__TASK TO COMPLETE__:
Check each line of the listing below for the string "Debt", then copy every line that has it.

__INPUT DATA__:
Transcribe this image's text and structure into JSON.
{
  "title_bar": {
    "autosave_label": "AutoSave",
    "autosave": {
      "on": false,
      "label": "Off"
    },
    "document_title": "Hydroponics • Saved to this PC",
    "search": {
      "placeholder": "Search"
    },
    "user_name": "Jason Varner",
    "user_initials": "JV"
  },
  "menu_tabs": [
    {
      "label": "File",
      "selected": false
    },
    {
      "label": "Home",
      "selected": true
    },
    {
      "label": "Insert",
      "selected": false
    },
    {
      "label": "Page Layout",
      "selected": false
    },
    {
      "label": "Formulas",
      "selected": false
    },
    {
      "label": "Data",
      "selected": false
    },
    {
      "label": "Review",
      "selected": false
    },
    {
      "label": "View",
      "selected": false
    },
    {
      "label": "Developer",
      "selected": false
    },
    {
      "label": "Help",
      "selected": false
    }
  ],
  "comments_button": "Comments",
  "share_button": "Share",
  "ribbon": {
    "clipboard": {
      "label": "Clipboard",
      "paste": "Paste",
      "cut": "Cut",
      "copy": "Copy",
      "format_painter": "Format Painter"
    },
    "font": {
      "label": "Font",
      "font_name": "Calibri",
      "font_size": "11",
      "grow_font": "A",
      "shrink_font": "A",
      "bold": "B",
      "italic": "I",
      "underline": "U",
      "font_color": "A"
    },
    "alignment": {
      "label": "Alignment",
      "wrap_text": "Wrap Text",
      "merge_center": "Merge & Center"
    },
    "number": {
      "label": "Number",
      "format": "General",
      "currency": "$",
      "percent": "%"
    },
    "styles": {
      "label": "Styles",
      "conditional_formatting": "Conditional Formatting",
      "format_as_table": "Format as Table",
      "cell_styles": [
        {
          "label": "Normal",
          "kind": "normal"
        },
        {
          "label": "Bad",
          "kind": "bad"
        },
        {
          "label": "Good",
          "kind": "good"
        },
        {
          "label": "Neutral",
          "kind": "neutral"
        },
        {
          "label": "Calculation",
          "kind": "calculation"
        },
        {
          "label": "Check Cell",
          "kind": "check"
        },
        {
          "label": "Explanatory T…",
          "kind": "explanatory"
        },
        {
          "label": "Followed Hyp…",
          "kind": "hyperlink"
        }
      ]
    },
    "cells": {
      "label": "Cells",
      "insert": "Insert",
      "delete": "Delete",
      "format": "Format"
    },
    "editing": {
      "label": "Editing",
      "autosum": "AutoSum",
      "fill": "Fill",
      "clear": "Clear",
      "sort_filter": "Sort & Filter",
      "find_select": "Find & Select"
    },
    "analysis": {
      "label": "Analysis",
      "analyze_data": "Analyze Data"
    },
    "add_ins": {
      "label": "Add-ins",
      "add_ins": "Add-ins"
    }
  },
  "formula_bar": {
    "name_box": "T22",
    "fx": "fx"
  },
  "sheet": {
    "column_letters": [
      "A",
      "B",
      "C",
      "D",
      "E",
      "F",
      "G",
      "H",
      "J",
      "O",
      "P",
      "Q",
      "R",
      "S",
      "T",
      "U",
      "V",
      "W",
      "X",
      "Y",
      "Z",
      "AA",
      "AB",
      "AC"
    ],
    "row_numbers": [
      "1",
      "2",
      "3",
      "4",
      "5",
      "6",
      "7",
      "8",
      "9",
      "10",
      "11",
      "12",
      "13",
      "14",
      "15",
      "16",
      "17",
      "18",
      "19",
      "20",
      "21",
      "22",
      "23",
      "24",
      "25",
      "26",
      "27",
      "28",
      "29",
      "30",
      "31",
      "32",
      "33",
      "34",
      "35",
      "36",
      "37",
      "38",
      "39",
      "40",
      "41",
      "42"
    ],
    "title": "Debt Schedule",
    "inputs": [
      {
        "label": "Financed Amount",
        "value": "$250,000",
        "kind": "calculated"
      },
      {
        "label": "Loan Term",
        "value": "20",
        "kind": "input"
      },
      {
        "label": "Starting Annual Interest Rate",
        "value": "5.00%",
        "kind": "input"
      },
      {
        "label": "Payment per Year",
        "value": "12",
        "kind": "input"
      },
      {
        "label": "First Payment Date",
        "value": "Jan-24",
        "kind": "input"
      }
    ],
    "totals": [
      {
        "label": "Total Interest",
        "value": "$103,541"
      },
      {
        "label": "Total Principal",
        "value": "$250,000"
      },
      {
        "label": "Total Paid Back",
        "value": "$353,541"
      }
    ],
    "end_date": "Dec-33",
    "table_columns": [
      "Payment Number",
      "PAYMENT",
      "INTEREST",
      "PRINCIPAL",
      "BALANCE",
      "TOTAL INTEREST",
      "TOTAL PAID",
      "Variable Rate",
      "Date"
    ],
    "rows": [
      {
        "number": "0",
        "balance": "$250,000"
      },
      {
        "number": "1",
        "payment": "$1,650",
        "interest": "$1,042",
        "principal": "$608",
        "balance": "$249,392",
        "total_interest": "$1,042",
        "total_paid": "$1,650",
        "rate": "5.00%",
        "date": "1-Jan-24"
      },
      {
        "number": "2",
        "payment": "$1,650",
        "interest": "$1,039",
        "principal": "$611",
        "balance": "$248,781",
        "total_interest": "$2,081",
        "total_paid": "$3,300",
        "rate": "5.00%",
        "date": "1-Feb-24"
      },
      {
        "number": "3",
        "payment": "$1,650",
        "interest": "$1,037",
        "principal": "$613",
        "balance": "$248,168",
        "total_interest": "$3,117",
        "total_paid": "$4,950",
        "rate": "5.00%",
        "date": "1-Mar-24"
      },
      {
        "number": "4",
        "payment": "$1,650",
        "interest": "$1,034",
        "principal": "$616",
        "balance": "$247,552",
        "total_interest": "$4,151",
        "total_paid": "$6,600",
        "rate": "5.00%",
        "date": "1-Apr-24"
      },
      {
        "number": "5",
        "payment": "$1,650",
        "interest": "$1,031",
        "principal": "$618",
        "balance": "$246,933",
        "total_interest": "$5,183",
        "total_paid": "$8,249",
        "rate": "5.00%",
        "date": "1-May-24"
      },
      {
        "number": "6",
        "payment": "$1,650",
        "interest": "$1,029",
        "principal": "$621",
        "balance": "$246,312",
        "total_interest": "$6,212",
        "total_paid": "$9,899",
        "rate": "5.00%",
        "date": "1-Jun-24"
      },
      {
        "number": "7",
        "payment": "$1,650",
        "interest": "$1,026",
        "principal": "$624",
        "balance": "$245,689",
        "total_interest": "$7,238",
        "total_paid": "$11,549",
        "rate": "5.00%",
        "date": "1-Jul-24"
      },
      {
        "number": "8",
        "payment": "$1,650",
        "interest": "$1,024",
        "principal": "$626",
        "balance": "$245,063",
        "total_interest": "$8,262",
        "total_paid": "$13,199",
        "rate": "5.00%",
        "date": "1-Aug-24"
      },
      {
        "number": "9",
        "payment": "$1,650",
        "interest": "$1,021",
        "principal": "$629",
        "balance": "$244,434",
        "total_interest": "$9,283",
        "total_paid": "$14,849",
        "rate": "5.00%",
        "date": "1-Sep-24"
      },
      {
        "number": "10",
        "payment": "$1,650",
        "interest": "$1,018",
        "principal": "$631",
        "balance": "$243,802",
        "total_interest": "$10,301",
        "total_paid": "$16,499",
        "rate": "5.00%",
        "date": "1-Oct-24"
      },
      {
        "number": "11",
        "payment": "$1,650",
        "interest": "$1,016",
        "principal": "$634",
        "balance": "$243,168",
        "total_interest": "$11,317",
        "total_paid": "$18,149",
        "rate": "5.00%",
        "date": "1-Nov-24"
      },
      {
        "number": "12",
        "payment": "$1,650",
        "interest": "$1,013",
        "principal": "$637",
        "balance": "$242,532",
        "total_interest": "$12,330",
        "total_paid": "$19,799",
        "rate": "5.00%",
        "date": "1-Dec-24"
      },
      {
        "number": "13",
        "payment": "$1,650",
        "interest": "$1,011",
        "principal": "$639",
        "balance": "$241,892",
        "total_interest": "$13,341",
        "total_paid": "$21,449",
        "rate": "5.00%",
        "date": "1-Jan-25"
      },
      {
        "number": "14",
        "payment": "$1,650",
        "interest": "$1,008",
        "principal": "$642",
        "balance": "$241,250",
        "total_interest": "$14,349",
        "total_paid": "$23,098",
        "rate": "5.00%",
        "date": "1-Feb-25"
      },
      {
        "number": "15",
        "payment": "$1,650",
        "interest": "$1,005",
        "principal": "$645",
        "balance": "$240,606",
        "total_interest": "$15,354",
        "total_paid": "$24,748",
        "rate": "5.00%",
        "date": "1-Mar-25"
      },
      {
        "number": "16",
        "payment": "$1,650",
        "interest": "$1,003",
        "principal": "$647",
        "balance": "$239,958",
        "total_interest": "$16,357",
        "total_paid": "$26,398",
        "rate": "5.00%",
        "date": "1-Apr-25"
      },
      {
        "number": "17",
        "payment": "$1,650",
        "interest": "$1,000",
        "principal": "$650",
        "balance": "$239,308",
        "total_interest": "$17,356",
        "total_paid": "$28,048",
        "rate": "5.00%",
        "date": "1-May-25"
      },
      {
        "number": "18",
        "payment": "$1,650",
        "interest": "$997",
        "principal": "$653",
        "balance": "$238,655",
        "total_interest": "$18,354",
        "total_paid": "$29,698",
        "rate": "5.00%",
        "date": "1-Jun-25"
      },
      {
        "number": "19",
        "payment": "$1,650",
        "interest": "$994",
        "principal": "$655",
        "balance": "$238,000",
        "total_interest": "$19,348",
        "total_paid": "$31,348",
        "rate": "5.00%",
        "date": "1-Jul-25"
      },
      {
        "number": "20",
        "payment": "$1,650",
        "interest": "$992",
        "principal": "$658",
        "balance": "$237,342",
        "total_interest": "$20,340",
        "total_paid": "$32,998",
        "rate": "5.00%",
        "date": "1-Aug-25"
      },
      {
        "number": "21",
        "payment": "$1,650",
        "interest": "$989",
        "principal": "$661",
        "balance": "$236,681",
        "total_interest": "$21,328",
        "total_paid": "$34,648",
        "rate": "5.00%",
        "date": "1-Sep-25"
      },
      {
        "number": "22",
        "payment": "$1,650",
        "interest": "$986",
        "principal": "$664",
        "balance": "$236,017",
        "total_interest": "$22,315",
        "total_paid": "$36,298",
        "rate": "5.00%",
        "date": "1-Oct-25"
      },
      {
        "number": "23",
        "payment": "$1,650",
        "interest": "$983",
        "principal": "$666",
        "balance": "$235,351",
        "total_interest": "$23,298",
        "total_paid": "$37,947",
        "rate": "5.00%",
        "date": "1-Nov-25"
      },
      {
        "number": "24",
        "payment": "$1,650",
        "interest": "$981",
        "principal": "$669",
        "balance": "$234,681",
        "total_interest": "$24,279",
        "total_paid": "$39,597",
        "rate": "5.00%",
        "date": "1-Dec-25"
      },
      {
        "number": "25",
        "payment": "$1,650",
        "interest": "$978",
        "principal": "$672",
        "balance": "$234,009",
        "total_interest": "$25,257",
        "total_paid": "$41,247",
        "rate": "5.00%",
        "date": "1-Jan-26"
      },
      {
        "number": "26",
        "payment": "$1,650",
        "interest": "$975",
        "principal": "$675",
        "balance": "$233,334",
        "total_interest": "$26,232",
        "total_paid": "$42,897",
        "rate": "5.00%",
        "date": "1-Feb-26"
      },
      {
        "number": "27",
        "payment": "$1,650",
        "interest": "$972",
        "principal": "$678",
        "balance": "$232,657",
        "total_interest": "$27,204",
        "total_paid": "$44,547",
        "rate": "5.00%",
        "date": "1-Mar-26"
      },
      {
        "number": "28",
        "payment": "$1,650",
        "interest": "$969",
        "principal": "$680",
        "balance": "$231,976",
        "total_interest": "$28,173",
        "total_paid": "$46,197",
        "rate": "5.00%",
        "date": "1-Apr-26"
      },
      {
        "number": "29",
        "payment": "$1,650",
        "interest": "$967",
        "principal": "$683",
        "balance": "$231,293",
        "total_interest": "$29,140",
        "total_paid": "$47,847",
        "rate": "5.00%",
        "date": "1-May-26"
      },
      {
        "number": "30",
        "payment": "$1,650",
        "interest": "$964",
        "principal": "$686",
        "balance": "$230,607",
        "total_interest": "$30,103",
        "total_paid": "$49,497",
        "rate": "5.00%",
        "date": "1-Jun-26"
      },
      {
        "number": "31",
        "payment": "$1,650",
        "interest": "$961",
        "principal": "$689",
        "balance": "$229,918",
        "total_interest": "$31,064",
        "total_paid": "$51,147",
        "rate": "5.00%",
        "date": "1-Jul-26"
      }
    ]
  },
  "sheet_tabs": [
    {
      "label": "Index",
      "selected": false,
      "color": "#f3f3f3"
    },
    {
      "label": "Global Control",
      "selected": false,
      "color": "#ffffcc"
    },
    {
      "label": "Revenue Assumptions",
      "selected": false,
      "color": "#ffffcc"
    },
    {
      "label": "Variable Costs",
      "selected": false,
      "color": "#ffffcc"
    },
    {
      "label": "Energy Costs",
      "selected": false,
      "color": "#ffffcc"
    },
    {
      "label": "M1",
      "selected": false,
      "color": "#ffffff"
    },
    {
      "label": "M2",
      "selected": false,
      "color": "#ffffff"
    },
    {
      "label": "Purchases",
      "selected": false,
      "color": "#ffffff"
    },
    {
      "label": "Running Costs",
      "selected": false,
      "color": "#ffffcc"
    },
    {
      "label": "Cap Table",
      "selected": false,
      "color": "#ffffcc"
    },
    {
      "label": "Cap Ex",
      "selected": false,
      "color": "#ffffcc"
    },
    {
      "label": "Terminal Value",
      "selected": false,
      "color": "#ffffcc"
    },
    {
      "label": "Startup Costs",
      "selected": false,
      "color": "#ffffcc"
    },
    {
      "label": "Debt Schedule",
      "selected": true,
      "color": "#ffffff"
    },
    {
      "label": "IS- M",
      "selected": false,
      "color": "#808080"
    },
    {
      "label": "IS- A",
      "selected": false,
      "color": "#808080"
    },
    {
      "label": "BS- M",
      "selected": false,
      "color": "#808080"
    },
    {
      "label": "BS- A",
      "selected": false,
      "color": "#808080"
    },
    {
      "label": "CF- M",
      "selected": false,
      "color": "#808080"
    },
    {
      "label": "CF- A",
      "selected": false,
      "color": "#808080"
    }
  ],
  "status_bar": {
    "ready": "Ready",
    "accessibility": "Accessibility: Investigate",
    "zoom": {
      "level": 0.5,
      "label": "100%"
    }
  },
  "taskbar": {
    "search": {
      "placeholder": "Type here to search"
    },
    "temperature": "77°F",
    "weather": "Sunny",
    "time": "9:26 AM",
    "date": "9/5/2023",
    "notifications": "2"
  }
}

__OUTPUT FOR THIS EXERCISE__:
    "title": "Debt Schedule",
      "label": "Debt Schedule",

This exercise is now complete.